Powers, L. E., Curry, M. A., Oschwald, M., & Maley, S. (2002). Barriers and strategies in addressing abuse: A survey of disabled women's experiences. Journal of Rehabilitation, 68, 4-13.

Ray, N. K., Rubenstein, H., & Russo, N. J. (1994). Understanding the parents who are mentally retarded: Guidelines for family preservation programmes. Child Welfare League of America, 73, 725-743.

Rimmerman, A., Botuck, S., Levy, J. M., & Royce, J. (1996) Job placement of urban youth with developmental disabilities: Research and implications. Journal of Rehabilitation 62, 56-64.

Sameroff, A. (1989). General systems and the regulation of development. In M. Gunnar & E. Thelen (Eds.), Minnesota symposia in child psychology (Vol. 22) (pp. 219-235). Hillsdale, NJ: Erlbaum.

Sameroff, A., & Emde, R. (1989). Relationship disturbances in early childhood.

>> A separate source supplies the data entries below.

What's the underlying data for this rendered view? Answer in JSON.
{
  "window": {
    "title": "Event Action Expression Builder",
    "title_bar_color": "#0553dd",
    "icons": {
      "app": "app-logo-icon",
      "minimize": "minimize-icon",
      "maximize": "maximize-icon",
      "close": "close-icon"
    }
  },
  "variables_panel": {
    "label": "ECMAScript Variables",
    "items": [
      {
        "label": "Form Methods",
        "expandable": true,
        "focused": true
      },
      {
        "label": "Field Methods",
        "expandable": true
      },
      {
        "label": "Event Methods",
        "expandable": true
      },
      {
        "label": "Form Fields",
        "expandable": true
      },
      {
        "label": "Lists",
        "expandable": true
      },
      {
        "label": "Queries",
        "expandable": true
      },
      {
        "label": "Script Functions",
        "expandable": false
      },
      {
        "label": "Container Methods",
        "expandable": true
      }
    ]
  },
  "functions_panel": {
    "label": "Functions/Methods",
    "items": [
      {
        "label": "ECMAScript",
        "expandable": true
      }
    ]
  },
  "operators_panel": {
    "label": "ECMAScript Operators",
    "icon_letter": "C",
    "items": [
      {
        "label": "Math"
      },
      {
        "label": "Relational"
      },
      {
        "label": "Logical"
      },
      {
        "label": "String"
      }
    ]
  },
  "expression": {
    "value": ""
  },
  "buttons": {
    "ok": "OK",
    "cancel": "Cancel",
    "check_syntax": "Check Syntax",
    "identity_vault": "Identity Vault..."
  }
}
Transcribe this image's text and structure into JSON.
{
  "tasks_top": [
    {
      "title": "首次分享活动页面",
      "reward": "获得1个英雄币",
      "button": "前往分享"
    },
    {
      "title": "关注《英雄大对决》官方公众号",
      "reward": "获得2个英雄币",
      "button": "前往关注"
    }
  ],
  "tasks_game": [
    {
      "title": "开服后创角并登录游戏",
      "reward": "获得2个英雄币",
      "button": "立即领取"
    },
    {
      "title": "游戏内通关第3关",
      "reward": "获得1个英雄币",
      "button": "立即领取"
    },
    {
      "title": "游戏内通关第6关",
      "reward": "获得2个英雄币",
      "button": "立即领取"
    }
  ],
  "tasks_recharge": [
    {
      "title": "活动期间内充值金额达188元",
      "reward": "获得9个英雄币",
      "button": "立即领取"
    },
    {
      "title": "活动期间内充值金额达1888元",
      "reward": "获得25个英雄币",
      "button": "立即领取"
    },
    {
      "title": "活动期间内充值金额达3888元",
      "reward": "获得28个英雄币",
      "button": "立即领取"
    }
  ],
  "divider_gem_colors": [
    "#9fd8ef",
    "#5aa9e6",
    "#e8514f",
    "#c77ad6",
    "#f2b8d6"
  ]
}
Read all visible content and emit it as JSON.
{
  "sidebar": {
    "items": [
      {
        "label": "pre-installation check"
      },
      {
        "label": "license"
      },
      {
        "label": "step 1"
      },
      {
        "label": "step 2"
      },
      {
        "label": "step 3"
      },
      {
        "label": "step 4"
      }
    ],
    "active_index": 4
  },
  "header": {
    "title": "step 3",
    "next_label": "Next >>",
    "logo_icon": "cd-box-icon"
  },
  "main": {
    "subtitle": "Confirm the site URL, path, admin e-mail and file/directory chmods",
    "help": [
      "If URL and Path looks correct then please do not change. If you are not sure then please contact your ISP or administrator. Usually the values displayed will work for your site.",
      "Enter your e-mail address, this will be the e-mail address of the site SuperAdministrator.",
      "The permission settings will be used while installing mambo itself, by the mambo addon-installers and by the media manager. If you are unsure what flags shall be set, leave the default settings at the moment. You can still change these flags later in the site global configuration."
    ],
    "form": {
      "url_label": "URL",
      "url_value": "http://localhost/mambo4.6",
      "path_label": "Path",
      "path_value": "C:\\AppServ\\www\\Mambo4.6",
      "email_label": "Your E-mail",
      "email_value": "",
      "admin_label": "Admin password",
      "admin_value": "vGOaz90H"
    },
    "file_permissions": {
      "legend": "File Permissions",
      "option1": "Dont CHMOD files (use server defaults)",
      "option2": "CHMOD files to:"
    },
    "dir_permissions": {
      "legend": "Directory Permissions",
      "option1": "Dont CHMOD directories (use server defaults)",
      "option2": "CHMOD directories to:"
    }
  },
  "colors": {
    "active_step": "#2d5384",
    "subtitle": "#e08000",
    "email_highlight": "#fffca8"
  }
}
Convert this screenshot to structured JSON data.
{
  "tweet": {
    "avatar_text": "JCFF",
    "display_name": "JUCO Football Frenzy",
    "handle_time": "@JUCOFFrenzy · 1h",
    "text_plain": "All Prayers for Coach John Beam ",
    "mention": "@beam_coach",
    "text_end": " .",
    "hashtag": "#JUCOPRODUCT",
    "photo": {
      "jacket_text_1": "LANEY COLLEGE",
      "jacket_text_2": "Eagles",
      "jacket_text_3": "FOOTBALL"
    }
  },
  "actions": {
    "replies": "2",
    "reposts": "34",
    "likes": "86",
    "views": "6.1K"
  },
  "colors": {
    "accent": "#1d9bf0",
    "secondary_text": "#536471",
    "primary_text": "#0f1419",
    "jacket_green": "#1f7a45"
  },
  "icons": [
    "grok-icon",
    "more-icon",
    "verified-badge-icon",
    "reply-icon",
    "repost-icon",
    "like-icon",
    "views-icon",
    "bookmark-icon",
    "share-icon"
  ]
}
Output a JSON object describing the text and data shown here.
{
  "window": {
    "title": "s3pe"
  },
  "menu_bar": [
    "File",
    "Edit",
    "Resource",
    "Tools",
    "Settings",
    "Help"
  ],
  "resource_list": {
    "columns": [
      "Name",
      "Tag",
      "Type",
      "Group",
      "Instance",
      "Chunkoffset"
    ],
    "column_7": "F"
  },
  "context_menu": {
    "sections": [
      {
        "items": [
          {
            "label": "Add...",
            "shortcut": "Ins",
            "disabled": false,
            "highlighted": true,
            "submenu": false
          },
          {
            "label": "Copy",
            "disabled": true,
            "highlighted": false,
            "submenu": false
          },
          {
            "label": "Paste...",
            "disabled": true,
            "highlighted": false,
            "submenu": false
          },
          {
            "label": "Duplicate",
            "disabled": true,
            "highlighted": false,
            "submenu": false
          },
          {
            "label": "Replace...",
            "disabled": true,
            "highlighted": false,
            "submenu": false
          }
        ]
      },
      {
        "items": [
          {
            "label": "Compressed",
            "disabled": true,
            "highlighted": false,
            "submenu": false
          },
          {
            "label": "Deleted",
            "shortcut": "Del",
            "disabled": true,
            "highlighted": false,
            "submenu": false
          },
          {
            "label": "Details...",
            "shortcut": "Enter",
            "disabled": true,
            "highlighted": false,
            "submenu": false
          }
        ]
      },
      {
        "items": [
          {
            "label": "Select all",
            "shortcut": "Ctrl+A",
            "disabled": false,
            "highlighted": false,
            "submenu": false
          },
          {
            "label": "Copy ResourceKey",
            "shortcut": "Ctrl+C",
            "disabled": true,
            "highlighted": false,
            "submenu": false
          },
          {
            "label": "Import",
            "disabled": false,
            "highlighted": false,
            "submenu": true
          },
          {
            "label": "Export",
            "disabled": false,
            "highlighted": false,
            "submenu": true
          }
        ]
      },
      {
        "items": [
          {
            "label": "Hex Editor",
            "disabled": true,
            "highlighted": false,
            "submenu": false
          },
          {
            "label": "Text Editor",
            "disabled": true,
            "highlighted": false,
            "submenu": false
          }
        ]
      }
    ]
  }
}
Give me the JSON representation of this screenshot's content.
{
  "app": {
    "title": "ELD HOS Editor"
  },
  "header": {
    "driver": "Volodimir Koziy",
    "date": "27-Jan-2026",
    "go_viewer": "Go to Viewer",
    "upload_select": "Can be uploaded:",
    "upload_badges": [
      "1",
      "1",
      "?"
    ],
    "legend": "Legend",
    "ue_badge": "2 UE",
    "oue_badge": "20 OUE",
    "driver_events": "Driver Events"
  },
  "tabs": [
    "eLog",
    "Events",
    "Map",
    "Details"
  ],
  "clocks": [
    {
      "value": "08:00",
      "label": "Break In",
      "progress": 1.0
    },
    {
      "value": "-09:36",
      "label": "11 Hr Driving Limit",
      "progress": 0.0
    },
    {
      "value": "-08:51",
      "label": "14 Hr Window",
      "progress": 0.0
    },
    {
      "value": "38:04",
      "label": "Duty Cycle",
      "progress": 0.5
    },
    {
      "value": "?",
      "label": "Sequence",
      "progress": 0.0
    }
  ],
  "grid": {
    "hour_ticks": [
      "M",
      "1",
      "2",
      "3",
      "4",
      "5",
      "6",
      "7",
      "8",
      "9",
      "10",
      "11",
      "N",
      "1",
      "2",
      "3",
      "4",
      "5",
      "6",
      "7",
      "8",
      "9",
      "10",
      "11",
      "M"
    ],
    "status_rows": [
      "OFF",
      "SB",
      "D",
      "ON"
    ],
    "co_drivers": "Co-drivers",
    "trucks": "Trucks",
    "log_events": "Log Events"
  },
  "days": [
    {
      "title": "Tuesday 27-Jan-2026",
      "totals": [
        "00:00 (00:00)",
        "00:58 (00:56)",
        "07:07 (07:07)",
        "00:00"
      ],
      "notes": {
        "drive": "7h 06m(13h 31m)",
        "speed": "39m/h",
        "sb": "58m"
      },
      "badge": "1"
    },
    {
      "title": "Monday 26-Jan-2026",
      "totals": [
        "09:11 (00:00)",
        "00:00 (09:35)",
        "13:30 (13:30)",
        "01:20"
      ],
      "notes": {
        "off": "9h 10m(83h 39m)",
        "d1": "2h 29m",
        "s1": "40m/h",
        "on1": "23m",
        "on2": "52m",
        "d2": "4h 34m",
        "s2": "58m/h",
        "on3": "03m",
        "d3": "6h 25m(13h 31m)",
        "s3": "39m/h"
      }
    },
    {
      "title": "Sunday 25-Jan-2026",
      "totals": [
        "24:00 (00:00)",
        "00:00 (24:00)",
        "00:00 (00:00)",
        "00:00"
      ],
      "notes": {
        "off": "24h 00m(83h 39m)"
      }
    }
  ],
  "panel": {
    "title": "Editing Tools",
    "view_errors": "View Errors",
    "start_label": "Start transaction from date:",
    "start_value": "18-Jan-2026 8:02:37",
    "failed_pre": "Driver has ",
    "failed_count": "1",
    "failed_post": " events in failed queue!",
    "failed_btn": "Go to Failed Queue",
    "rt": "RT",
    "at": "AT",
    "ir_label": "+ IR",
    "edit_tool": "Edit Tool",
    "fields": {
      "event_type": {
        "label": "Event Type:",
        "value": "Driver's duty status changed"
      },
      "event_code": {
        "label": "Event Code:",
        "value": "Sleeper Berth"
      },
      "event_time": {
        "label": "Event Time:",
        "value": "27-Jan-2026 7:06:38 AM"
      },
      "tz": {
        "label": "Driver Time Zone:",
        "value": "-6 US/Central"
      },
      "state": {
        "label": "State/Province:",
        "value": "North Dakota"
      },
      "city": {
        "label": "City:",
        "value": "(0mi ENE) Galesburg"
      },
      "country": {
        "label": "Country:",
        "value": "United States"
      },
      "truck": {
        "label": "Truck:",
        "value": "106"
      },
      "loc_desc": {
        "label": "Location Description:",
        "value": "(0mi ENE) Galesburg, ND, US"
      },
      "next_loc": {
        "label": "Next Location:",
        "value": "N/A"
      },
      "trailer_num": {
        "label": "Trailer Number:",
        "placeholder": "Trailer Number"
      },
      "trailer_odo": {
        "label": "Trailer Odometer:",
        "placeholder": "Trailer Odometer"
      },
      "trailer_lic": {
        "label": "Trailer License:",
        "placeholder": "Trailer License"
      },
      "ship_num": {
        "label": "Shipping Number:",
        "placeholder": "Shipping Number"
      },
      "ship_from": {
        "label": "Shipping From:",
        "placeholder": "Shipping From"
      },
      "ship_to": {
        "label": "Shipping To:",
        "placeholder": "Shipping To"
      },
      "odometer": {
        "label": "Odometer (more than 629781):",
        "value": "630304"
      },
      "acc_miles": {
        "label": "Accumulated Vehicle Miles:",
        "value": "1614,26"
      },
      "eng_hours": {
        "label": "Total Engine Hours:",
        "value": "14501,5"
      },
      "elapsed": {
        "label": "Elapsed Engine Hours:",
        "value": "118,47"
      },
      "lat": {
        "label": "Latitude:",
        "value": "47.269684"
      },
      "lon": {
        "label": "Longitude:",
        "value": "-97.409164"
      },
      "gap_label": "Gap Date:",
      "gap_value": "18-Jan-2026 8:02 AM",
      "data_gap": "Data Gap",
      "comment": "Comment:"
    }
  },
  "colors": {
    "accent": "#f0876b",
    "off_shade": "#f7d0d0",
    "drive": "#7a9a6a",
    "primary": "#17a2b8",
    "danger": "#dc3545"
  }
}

New York: Basic Books.

Siegel, D. J. (2001a). Toward an interpersonal neurobiology of the developing mind: Attachment relationships, "mindsight," and neural integration. Infant Mental Health Journal, 22, 67-94.

Siegel D. J. (2001b). Memory: An overview, with emphasis on developmental, interpersonal, and neurobiological aspects. Journal of the American Academy of Child & Adolescent Psychiatry, 40, 997-1011.

Sobsey, D. (1994). Violence and abuse in the lives of people with disabilities. Baltimore: Paul H. Brookes Publishing Co.

Sroufe, L. A., Carlson, E. A., Levy, A. K., & Egeland, B. (1999). Implications of attachment theory, developmental psychopathology. Development and Psychopathology, 11, 1-13.

Swettenham, J., Baron-Cohen, S., Gomez, J. C., & Walsh, S. (1996). What's inside a person's head? Conceiving of the mind as a camera helps children with autism develop an alternative theory of mind. Cognitive Neuropsychiatry, 1, 73-88.

Vondra. J. I., Shaw, D. S., Swearingen, L., Cohen, M., & Owens, E. B. (2001). Attachment stability and emotional and behavioral regulation from infancy to preschool age. Developmental Psychopathology, 13, 13-33.

Wellman, H. M., Baron-Cohen, S., Caswell, R., Gomez, J. C., Swettenham, J., Toye, E., et al. (2002). Thought-bubbles help children with autism acquire an alternative to a theory of mind. Autism, 6, 343-63.

Whitman, B. Y., & Accardo, P. J. (1993) The parent with mental retardation: Rights, responsibilities, and issues, Journal of Social Work & Human Sexuality, 8, 123-136.

For further information: